**Dataset extract:**
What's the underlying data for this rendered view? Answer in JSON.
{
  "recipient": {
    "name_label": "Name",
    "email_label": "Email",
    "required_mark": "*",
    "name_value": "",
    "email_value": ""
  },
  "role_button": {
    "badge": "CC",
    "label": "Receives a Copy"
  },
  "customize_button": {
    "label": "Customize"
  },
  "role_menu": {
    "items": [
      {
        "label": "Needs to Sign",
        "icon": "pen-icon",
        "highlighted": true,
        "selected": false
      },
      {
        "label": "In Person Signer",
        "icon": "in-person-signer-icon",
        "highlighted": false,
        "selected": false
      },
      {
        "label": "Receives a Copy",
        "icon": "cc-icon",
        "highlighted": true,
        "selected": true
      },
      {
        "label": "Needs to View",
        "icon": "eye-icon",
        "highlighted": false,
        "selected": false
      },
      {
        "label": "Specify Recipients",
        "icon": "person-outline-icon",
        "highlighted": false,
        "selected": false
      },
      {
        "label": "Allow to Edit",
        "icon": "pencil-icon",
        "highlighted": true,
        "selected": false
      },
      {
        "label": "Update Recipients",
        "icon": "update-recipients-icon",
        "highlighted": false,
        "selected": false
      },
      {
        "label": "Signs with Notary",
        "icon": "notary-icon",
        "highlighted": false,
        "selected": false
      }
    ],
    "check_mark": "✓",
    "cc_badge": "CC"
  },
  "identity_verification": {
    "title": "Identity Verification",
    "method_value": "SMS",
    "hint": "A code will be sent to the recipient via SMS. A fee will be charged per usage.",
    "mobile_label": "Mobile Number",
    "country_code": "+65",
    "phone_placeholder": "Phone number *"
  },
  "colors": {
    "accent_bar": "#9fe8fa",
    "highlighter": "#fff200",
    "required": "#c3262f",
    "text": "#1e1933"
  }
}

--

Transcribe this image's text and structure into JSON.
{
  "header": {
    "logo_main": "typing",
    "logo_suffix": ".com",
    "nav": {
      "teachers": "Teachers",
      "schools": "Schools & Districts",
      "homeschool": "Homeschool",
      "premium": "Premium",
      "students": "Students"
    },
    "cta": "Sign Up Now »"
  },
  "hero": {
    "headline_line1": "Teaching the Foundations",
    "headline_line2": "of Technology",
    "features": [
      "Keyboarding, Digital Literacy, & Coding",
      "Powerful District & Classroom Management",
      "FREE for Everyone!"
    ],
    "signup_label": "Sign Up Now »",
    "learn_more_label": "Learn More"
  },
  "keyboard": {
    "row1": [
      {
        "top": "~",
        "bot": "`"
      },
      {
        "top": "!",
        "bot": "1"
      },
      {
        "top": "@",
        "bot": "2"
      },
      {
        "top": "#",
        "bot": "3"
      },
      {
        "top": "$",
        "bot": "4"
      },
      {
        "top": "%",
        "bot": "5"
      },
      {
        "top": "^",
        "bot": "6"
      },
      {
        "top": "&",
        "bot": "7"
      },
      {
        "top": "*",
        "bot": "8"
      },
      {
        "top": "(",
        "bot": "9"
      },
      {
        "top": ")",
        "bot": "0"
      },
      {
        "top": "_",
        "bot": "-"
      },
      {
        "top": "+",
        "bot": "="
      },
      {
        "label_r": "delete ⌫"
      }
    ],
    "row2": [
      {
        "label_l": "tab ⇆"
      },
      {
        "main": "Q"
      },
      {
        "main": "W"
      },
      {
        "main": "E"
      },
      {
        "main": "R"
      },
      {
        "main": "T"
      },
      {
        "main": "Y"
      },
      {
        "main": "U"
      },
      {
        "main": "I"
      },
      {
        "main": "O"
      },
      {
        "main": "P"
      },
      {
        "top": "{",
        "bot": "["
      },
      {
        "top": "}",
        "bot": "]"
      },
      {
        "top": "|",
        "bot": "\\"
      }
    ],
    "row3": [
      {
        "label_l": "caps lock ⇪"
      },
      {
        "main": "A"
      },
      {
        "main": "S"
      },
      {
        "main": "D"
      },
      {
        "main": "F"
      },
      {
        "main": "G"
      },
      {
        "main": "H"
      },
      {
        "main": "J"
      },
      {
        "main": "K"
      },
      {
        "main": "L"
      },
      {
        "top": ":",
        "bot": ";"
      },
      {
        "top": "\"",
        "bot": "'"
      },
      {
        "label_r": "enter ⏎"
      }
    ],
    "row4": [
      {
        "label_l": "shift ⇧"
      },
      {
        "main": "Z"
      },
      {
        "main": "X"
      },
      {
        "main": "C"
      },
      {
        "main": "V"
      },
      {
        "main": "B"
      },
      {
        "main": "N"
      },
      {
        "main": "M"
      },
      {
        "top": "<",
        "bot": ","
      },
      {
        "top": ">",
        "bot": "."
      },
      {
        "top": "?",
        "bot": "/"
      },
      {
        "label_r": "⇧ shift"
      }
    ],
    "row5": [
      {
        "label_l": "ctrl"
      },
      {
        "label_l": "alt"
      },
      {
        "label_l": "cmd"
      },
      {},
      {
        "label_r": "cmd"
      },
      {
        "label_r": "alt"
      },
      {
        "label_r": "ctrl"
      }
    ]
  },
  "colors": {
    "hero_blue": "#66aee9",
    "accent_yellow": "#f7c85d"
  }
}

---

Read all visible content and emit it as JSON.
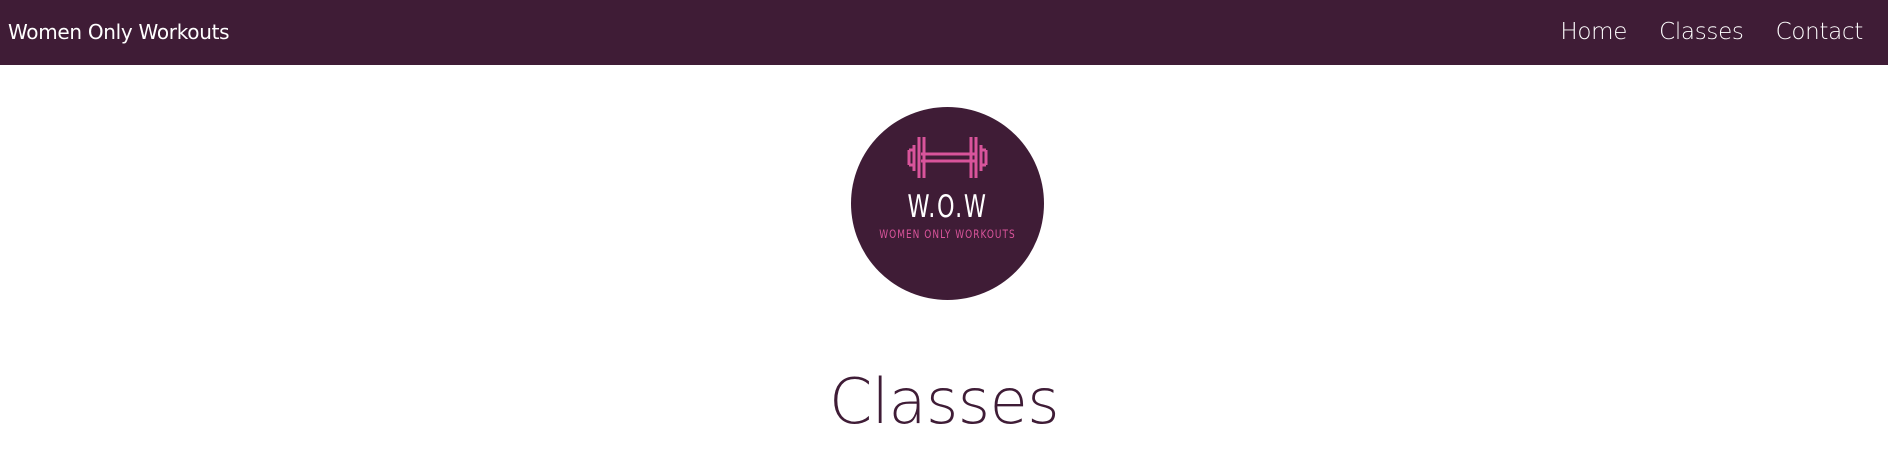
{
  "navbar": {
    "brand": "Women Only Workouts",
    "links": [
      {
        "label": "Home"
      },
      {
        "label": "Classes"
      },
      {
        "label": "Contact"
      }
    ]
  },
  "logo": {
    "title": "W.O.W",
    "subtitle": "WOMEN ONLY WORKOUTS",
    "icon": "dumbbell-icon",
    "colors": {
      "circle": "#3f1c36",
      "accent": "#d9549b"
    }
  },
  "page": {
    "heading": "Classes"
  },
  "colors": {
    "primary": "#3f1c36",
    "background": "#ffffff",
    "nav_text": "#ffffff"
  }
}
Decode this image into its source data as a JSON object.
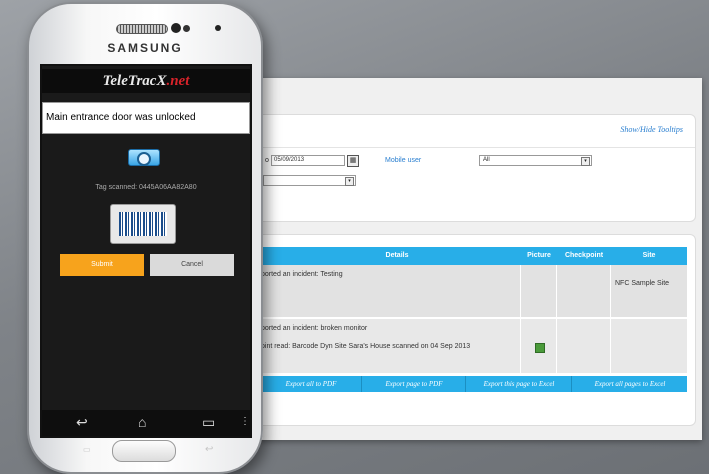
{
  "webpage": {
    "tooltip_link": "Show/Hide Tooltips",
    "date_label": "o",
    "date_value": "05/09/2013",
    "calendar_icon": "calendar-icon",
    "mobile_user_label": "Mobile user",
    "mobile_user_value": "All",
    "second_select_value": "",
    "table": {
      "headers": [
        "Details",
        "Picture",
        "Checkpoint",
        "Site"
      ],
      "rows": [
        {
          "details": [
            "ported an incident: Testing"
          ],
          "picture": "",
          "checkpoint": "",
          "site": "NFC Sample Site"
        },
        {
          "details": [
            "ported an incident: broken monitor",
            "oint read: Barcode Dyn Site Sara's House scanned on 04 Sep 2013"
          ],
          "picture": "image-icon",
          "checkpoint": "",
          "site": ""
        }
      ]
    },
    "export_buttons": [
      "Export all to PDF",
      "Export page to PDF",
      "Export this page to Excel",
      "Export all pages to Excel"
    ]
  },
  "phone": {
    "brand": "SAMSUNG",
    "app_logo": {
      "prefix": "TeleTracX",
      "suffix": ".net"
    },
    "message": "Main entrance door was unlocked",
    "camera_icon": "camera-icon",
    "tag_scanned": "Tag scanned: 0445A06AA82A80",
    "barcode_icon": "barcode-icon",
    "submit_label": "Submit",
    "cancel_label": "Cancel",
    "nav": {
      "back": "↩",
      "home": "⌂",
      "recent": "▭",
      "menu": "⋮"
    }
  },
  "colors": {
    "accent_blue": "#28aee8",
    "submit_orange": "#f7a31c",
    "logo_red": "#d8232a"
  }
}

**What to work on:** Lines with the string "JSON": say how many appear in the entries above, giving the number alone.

**Your response:** 4